Here's something that really shouldn't be a big deal: babies will now be allowed on the Senate floor, because Senators are often parents, and parents have to take care of their kids, no matter what they do for a living. It seems like a no-brainer, and as such, the Senate voted unanimously in favor of the rule change spurred by Illinois Sen. Tammy Duckworth, who just became the first senator in U.S. history to give birth while in office. Duckworth's daughter, Maile Pearl, was born earlier this month, and the Senator chose to take her maternity leave in D.C. rather than at home, just in case she needs to pop in to work for a vote. Talk about commitment.
But although everyone's publicly supportive of the rule change, there was reportedly plenty of grumbling behind the scenes, and Minnesota Sen. Amy Klobuchar told the Chicago Tribune that during the two months she held private discussions with her colleagues about the idea, that grumbling "came mostly from older senators, and mostly from men." How very curious. I wonder why. The rule will apply not just to Duckworth, or women for that matter, but any senator with a child under 1 year old, because it's 2018, and you can be both a parent and an employee these days, regardless of gender.
While none of the senators would admit on record that they were opposed to allowing babies on the floor, a suspicious amount of them had a "friend" who took issue with it. Kansas Sen. Pat Roberts said he's "not going to object to anything like that, not in this day and age," before adding, "I don't think [allowing babies on the floor] is necessary," according to the Associated Press. The Senate requires members to vote in person, and Roberts' proposed solution was for parents of babies to hide in a cloakroom and just poke their head out to vote. Arkansas Sen. Tom Cotton also had "no problem" with the new rule, the Associated Press reported, but he knows that *some people* do, so he agreed that "the cloakroom might be a good compromise."
The cloakroom is not a good compromise, however, because it's not wheelchair-accessible. That's not just a hypothetical concern, but a practical one, as Duckworth became a double-amputee and lost partial use of an arm after serving in Iraq, and now gets around primarily by using a wheelchair. Some senators reportedly suggested making an exception for Duckworth, but why? You shouldn't have to endure life-altering injuries while serving the country in order to get a modicum of respect from your colleagues.
This really shouldn't be such a big deal, either.

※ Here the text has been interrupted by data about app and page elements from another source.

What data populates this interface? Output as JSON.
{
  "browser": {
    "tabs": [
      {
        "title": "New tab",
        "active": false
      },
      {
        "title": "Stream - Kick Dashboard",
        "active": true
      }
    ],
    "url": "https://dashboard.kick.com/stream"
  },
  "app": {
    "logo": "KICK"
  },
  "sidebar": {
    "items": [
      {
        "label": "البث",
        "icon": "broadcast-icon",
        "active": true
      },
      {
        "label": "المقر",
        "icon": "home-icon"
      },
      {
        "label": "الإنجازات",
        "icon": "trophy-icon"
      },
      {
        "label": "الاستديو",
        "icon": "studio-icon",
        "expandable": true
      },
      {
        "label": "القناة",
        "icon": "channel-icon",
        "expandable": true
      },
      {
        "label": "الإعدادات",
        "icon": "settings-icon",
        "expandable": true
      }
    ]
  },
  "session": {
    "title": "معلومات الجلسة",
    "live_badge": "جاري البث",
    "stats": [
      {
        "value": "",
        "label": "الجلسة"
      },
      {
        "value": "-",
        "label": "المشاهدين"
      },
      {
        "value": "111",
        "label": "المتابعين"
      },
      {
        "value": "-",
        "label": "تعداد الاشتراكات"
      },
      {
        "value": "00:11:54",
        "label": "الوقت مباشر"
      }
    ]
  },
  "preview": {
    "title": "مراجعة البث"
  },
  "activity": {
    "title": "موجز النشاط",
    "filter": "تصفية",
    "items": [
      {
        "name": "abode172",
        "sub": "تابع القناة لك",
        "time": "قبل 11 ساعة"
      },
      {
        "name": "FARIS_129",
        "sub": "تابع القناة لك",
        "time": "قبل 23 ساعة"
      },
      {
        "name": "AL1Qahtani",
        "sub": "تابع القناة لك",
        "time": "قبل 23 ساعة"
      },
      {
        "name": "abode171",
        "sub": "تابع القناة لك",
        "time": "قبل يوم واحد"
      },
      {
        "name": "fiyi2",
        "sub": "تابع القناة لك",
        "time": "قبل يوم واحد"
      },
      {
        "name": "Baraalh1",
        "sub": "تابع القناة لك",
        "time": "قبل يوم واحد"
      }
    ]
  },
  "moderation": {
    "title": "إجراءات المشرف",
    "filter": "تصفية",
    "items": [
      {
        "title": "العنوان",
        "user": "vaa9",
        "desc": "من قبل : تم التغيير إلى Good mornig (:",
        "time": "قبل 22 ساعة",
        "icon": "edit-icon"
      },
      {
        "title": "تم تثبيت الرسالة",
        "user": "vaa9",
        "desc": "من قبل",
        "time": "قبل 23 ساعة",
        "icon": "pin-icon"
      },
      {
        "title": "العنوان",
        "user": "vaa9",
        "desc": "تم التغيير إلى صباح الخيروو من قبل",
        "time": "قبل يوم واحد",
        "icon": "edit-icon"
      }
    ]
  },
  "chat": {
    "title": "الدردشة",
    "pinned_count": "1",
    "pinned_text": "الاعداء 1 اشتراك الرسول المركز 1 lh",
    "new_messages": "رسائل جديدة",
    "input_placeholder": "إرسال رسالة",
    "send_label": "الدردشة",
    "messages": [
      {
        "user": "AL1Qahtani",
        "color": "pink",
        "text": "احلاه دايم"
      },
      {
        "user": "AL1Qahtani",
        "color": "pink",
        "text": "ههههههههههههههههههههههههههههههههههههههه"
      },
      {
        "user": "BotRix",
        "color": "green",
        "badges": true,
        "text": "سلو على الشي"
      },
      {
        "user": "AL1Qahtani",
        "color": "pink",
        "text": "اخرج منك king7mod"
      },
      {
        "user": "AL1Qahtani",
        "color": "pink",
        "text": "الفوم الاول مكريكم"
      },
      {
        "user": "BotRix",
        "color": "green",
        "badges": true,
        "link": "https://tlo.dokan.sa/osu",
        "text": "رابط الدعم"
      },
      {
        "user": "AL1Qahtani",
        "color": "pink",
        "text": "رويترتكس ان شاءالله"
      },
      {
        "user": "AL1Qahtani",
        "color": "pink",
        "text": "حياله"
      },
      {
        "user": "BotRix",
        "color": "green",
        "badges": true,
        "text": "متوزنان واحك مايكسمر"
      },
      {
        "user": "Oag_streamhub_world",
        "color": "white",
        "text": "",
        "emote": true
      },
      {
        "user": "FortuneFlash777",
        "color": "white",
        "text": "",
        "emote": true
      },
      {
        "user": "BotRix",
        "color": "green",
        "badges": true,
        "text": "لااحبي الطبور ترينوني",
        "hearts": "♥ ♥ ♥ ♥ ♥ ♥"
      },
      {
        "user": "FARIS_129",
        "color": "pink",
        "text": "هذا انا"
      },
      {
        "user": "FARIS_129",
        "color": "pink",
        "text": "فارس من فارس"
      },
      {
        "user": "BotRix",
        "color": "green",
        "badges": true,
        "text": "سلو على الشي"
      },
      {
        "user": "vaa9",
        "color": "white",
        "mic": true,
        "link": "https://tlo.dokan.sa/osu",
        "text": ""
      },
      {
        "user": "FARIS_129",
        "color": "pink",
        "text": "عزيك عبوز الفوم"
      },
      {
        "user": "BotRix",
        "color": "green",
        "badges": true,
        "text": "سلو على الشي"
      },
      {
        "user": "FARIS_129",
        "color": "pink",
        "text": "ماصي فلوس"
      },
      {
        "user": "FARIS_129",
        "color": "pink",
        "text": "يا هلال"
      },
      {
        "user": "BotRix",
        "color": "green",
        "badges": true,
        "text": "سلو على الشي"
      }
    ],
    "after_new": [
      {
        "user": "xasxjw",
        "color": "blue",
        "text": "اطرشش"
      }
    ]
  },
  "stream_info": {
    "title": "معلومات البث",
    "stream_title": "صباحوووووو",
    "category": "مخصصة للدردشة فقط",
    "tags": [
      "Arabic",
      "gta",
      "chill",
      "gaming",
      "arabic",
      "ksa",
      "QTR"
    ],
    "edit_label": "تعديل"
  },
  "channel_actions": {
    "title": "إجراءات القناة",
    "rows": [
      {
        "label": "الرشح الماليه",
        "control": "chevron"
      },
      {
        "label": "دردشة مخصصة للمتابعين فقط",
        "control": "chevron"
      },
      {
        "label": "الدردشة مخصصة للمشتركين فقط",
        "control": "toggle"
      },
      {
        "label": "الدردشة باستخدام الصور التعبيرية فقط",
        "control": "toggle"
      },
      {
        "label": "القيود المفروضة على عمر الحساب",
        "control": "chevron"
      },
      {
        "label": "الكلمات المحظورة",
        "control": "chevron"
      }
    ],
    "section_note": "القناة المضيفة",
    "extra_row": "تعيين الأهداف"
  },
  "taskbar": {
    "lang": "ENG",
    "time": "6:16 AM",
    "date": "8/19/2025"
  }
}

Former Australian Parliament member Larissa Waters made international headlines last June when she became the first MP to move a motion while feeding a baby, but according to the Telegraph, 14-week-old Alia Joy had already become a fixture in Parliament by then, regularly attending with her mom and not bothering a damn soul. In fact, the paper wrote, when Waters spoke, she "appeared to be warmly welcomed and was greeted with smiles in the chamber." Now that's decorum.
And then over here, we've got Utah Sen. Orrin Hatch bleating, "But what if there are 10 babies on the floor of the Senate?" Oh no, not 10 babies! Well, Senator, those 10 babies would each be in the care of a parent, they'd be out numbered by adults 10 to one, outnumbered by old men about four to one, and why exactly are you so scared of babies when you have 14 grandchildren and 23 great-grandchildren? Haven't you been in a room with babies before? What exactly did they do to you? Well, we'll soon find out what that's like, I guess, as more old men in the Senate are replaced by people of child-bearing age. Now, until then, they can start wringing their hands about the next controversial issue, according to CNN: should those babies have to adhere to a dress code?